[Stored entries]

*** Begin section ***

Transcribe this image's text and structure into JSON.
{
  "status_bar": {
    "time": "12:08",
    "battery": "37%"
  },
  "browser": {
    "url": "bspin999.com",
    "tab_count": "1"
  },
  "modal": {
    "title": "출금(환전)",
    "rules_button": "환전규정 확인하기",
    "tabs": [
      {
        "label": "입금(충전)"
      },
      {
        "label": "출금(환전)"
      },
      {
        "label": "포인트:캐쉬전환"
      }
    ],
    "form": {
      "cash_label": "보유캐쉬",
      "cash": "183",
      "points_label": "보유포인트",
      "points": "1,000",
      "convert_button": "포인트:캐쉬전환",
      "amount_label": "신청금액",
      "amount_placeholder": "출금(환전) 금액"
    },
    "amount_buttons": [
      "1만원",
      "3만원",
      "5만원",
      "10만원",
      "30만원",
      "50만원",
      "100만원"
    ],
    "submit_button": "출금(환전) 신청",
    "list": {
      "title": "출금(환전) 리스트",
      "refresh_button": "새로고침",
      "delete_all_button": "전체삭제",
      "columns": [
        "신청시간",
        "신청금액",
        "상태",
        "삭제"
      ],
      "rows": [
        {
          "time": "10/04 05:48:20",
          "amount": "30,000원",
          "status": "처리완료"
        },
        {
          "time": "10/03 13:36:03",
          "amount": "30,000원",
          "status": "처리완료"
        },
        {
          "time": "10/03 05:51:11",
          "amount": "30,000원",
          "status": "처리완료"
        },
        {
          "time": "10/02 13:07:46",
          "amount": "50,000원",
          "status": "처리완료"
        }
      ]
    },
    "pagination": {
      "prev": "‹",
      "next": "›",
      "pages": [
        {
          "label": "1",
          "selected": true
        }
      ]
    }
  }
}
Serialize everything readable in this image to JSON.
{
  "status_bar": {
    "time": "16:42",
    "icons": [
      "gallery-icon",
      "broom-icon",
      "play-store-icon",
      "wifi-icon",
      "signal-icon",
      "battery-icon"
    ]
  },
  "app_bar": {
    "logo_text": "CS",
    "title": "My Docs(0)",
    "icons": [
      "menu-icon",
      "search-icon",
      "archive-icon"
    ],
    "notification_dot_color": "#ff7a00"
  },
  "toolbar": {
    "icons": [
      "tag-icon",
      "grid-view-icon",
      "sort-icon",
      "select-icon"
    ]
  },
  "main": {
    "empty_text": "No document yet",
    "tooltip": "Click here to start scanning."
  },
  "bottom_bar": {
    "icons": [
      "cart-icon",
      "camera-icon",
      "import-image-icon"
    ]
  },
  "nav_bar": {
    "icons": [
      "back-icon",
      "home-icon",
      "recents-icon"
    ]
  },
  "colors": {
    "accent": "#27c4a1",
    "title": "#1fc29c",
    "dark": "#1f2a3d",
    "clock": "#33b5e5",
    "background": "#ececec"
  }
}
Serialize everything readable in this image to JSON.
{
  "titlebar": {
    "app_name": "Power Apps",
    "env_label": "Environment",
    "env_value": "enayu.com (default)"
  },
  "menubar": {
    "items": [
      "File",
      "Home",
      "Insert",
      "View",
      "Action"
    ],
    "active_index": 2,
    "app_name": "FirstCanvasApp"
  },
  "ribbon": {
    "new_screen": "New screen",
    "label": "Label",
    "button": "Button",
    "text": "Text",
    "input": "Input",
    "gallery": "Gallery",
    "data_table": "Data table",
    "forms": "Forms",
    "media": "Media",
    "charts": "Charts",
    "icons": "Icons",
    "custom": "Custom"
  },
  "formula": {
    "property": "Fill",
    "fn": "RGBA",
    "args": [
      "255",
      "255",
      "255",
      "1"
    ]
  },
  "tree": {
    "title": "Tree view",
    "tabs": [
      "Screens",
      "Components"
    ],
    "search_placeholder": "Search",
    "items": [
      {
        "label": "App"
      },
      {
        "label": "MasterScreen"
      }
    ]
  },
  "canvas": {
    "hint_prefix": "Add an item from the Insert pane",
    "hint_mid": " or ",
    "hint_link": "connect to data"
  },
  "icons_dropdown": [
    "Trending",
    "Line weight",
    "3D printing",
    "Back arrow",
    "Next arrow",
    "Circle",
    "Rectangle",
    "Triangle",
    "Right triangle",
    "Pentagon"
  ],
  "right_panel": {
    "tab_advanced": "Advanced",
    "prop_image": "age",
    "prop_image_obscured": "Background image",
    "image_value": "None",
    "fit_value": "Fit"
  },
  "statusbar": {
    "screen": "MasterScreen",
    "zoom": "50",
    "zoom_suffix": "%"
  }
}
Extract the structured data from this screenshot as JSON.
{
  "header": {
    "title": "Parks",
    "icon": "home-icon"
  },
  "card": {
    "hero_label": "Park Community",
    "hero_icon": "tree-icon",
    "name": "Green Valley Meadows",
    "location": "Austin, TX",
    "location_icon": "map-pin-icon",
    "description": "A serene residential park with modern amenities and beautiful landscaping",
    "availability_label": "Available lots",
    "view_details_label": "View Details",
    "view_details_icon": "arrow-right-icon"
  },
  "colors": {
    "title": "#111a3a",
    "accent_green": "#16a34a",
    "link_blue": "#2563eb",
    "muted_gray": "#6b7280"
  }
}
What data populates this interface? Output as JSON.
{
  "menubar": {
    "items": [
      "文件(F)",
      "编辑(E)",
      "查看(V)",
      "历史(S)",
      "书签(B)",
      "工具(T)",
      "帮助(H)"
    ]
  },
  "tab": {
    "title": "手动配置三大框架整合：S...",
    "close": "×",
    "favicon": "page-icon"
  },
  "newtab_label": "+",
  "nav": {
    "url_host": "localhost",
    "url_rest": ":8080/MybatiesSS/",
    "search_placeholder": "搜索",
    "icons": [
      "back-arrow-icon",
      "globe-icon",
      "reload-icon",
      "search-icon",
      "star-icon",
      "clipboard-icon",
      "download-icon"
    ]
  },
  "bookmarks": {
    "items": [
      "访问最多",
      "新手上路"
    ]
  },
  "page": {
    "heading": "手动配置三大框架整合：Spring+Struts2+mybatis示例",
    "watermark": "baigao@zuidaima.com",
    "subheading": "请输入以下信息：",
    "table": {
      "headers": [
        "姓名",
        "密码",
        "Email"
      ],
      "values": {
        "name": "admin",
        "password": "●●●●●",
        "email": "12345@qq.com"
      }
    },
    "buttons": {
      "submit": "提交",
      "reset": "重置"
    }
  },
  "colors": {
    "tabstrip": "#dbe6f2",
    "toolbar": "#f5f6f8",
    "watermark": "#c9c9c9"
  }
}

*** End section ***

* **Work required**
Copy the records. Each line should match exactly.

* **Solution**
Transcribe this image's text and structure into JSON.
{
  "status_bar": {
    "time": "12:08",
    "battery": "37%"
  },
  "browser": {
    "url": "bspin999.com",
    "tab_count": "1"
  },
  "modal": {
    "title": "출금(환전)",
    "rules_button": "환전규정 확인하기",
    "tabs": [
      {
        "label": "입금(충전)"
      },
      {
        "label": "출금(환전)"
      },
      {
        "label": "포인트:캐쉬전환"
      }
    ],
    "form": {
      "cash_label": "보유캐쉬",
      "cash": "183",
      "points_label": "보유포인트",
      "points": "1,000",
      "convert_button": "포인트:캐쉬전환",
      "amount_label": "신청금액",
      "amount_placeholder": "출금(환전) 금액"
    },
    "amount_buttons": [
      "1만원",
      "3만원",
      "5만원",
      "10만원",
      "30만원",
      "50만원",
      "100만원"
    ],
    "submit_button": "출금(환전) 신청",
    "list": {
      "title": "출금(환전) 리스트",
      "refresh_button": "새로고침",
      "delete_all_button": "전체삭제",
      "columns": [
        "신청시간",
        "신청금액",
        "상태",
        "삭제"
      ],
      "rows": [
        {
          "time": "10/04 05:48:20",
          "amount": "30,000원",
          "status": "처리완료"
        },
        {
          "time": "10/03 13:36:03",
          "amount": "30,000원",
          "status": "처리완료"
        },
        {
          "time": "10/03 05:51:11",
          "amount": "30,000원",
          "status": "처리완료"
        },
        {
          "time": "10/02 13:07:46",
          "amount": "50,000원",
          "status": "처리완료"
        }
      ]
    },
    "pagination": {
      "prev": "‹",
      "next": "›",
      "pages": [
        {
          "label": "1",
          "selected": true
        }
      ]
    }
  }
}
Serialize everything readable in this image to JSON.
{
  "status_bar": {
    "time": "16:42",
    "icons": [
      "gallery-icon",
      "broom-icon",
      "play-store-icon",
      "wifi-icon",
      "signal-icon",
      "battery-icon"
    ]
  },
  "app_bar": {
    "logo_text": "CS",
    "title": "My Docs(0)",
    "icons": [
      "menu-icon",
      "search-icon",
      "archive-icon"
    ],
    "notification_dot_color": "#ff7a00"
  },
  "toolbar": {
    "icons": [
      "tag-icon",
      "grid-view-icon",
      "sort-icon",
      "select-icon"
    ]
  },
  "main": {
    "empty_text": "No document yet",
    "tooltip": "Click here to start scanning."
  },
  "bottom_bar": {
    "icons": [
      "cart-icon",
      "camera-icon",
      "import-image-icon"
    ]
  },
  "nav_bar": {
    "icons": [
      "back-icon",
      "home-icon",
      "recents-icon"
    ]
  },
  "colors": {
    "accent": "#27c4a1",
    "title": "#1fc29c",
    "dark": "#1f2a3d",
    "clock": "#33b5e5",
    "background": "#ececec"
  }
}
Serialize everything readable in this image to JSON.
{
  "titlebar": {
    "app_name": "Power Apps",
    "env_label": "Environment",
    "env_value": "enayu.com (default)"
  },
  "menubar": {
    "items": [
      "File",
      "Home",
      "Insert",
      "View",
      "Action"
    ],
    "active_index": 2,
    "app_name": "FirstCanvasApp"
  },
  "ribbon": {
    "new_screen": "New screen",
    "label": "Label",
    "button": "Button",
    "text": "Text",
    "input": "Input",
    "gallery": "Gallery",
    "data_table": "Data table",
    "forms": "Forms",
    "media": "Media",
    "charts": "Charts",
    "icons": "Icons",
    "custom": "Custom"
  },
  "formula": {
    "property": "Fill",
    "fn": "RGBA",
    "args": [
      "255",
      "255",
      "255",
      "1"
    ]
  },
  "tree": {
    "title": "Tree view",
    "tabs": [
      "Screens",
      "Components"
    ],
    "search_placeholder": "Search",
    "items": [
      {
        "label": "App"
      },
      {
        "label": "MasterScreen"
      }
    ]
  },
  "canvas": {
    "hint_prefix": "Add an item from the Insert pane",
    "hint_mid": " or ",
    "hint_link": "connect to data"
  },
  "icons_dropdown": [
    "Trending",
    "Line weight",
    "3D printing",
    "Back arrow",
    "Next arrow",
    "Circle",
    "Rectangle",
    "Triangle",
    "Right triangle",
    "Pentagon"
  ],
  "right_panel": {
    "tab_advanced": "Advanced",
    "prop_image": "age",
    "prop_image_obscured": "Background image",
    "image_value": "None",
    "fit_value": "Fit"
  },
  "statusbar": {
    "screen": "MasterScreen",
    "zoom": "50",
    "zoom_suffix": "%"
  }
}
Extract the structured data from this screenshot as JSON.
{
  "header": {
    "title": "Parks",
    "icon": "home-icon"
  },
  "card": {
    "hero_label": "Park Community",
    "hero_icon": "tree-icon",
    "name": "Green Valley Meadows",
    "location": "Austin, TX",
    "location_icon": "map-pin-icon",
    "description": "A serene residential park with modern amenities and beautiful landscaping",
    "availability_label": "Available lots",
    "view_details_label": "View Details",
    "view_details_icon": "arrow-right-icon"
  },
  "colors": {
    "title": "#111a3a",
    "accent_green": "#16a34a",
    "link_blue": "#2563eb",
    "muted_gray": "#6b7280"
  }
}
What data populates this interface? Output as JSON.
{
  "menubar": {
    "items": [
      "文件(F)",
      "编辑(E)",
      "查看(V)",
      "历史(S)",
      "书签(B)",
      "工具(T)",
      "帮助(H)"
    ]
  },
  "tab": {
    "title": "手动配置三大框架整合：S...",
    "close": "×",
    "favicon": "page-icon"
  },
  "newtab_label": "+",
  "nav": {
    "url_host": "localhost",
    "url_rest": ":8080/MybatiesSS/",
    "search_placeholder": "搜索",
    "icons": [
      "back-arrow-icon",
      "globe-icon",
      "reload-icon",
      "search-icon",
      "star-icon",
      "clipboard-icon",
      "download-icon"
    ]
  },
  "bookmarks": {
    "items": [
      "访问最多",
      "新手上路"
    ]
  },
  "page": {
    "heading": "手动配置三大框架整合：Spring+Struts2+mybatis示例",
    "watermark": "baigao@zuidaima.com",
    "subheading": "请输入以下信息：",
    "table": {
      "headers": [
        "姓名",
        "密码",
        "Email"
      ],
      "values": {
        "name": "admin",
        "password": "●●●●●",
        "email": "12345@qq.com"
      }
    },
    "buttons": {
      "submit": "提交",
      "reset": "重置"
    }
  },
  "colors": {
    "tabstrip": "#dbe6f2",
    "toolbar": "#f5f6f8",
    "watermark": "#c9c9c9"
  }
}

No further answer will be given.